 It is important to bear in mind that according to Model Article for Private Companies Limited by Shares, Division 5 “Director’s Indemnity and Insurance”, it appears that indemnity will only be provided after the final decision in the proceedings have been reached.
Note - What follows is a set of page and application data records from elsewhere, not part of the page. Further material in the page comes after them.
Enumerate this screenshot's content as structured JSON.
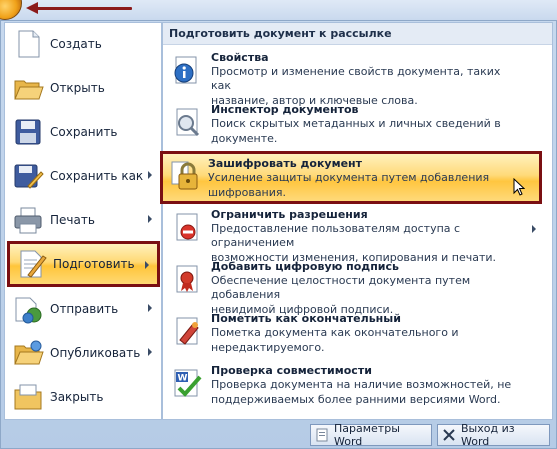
{
  "left_menu": {
    "items": [
      {
        "label": "Создать",
        "icon": "new-document-icon",
        "has_submenu": false
      },
      {
        "label": "Открыть",
        "icon": "open-folder-icon",
        "has_submenu": false
      },
      {
        "label": "Сохранить",
        "icon": "floppy-disk-icon",
        "has_submenu": false
      },
      {
        "label": "Сохранить как",
        "icon": "save-as-icon",
        "has_submenu": true
      },
      {
        "label": "Печать",
        "icon": "printer-icon",
        "has_submenu": true
      },
      {
        "label": "Подготовить",
        "icon": "prepare-icon",
        "has_submenu": true,
        "active": true
      },
      {
        "label": "Отправить",
        "icon": "send-icon",
        "has_submenu": true
      },
      {
        "label": "Опубликовать",
        "icon": "publish-icon",
        "has_submenu": true
      },
      {
        "label": "Закрыть",
        "icon": "close-folder-icon",
        "has_submenu": false
      }
    ]
  },
  "submenu": {
    "header": "Подготовить документ к рассылке",
    "items": [
      {
        "title": "Свойства",
        "desc1": "Просмотр и изменение свойств документа, таких как",
        "desc2": "название, автор и ключевые слова.",
        "icon": "properties-icon"
      },
      {
        "title": "Инспектор документов",
        "desc1": "Поиск скрытых метаданных и личных сведений в",
        "desc2": "документе.",
        "icon": "inspector-icon"
      },
      {
        "title": "Зашифровать документ",
        "desc1": "Усиление защиты документа путем добавления",
        "desc2": "шифрования.",
        "icon": "encrypt-lock-icon",
        "active": true
      },
      {
        "title": "Ограничить разрешения",
        "desc1": "Предоставление пользователям доступа с ограничением",
        "desc2": "возможности изменения, копирования и печати.",
        "icon": "restrict-permission-icon",
        "has_submenu": true
      },
      {
        "title": "Добавить цифровую подпись",
        "desc1": "Обеспечение целостности документа путем добавления",
        "desc2": "невидимой цифровой подписи.",
        "icon": "digital-signature-icon"
      },
      {
        "title": "Пометить как окончательный",
        "desc1": "Пометка документа как окончательного и",
        "desc2": "нередактируемого.",
        "icon": "mark-final-icon"
      },
      {
        "title": "Проверка совместимости",
        "desc1": "Проверка документа на наличие возможностей, не",
        "desc2": "поддерживаемых более ранними версиями Word.",
        "icon": "compatibility-check-icon"
      }
    ]
  },
  "footer": {
    "options_label": "Параметры Word",
    "exit_label": "Выход из Word"
  },
  "colors": {
    "highlight": "#ffd26a",
    "callout_border": "#7a0f12",
    "menu_background": "#c6d8ee"
  }
}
Refer to paragraph 31(2-3).
 Halsbury’s Laws of England, Volume 15A (2016) Paras 576
 Tomlinson v Liquidators of Scottish Amalgamated Silks Ltd 1935 S.C. (H.L.) 1 p.5
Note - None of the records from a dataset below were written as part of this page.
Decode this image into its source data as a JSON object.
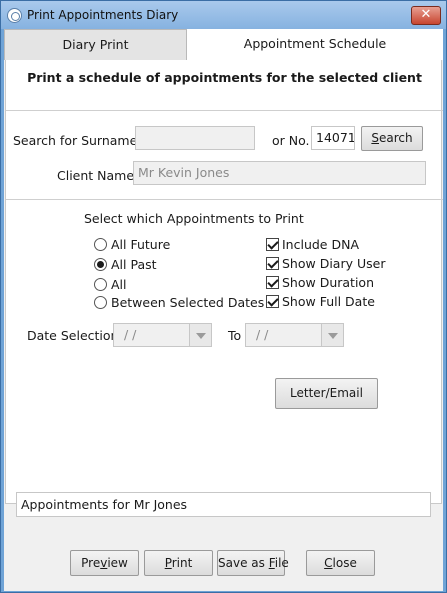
{
  "window": {
    "title": "Print Appointments Diary",
    "close_label": "✕"
  },
  "tabs": [
    {
      "label": "Diary Print",
      "selected": false
    },
    {
      "label": "Appointment Schedule",
      "selected": true
    }
  ],
  "heading": "Print a schedule of appointments for the selected client",
  "search": {
    "surname_label": "Search for Surname",
    "surname_value": "",
    "or_no_label": "or No.",
    "number_value": "14071",
    "button_pre": "",
    "button_key": "S",
    "button_post": "earch"
  },
  "client": {
    "label": "Client Name",
    "value": "Mr Kevin Jones"
  },
  "select": {
    "title": "Select which Appointments to Print",
    "radios": [
      {
        "label": "All Future",
        "checked": false
      },
      {
        "label": "All Past",
        "checked": true
      },
      {
        "label": "All",
        "checked": false
      },
      {
        "label": "Between Selected Dates",
        "checked": false
      }
    ],
    "checks": [
      {
        "label": "Include DNA",
        "checked": true
      },
      {
        "label": "Show Diary User",
        "checked": true
      },
      {
        "label": "Show Duration",
        "checked": true
      },
      {
        "label": "Show Full Date",
        "checked": true
      }
    ]
  },
  "dates": {
    "selection_label": "Date Selection",
    "from_value": "/  /",
    "to_label": "To",
    "to_value": "/  /"
  },
  "letter_button": "Letter/Email",
  "footer_text": "Appointments for Mr Jones",
  "buttons": {
    "preview": {
      "pre": "Pre",
      "key": "v",
      "post": "iew"
    },
    "print": {
      "pre": "",
      "key": "P",
      "post": "rint"
    },
    "save": {
      "pre": "Save as ",
      "key": "F",
      "post": "ile"
    },
    "close": {
      "pre": "",
      "key": "C",
      "post": "lose"
    }
  },
  "colors": {
    "title_bar": "#86b2e0",
    "frame": "#6fa3d6",
    "close_button": "#c7452f"
  }
}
 Pickering v. Stephenson (1872) l. r. 14 eq. 322 p.339
 Studdert v Grosvenor (1886) 33 Ch. D. 528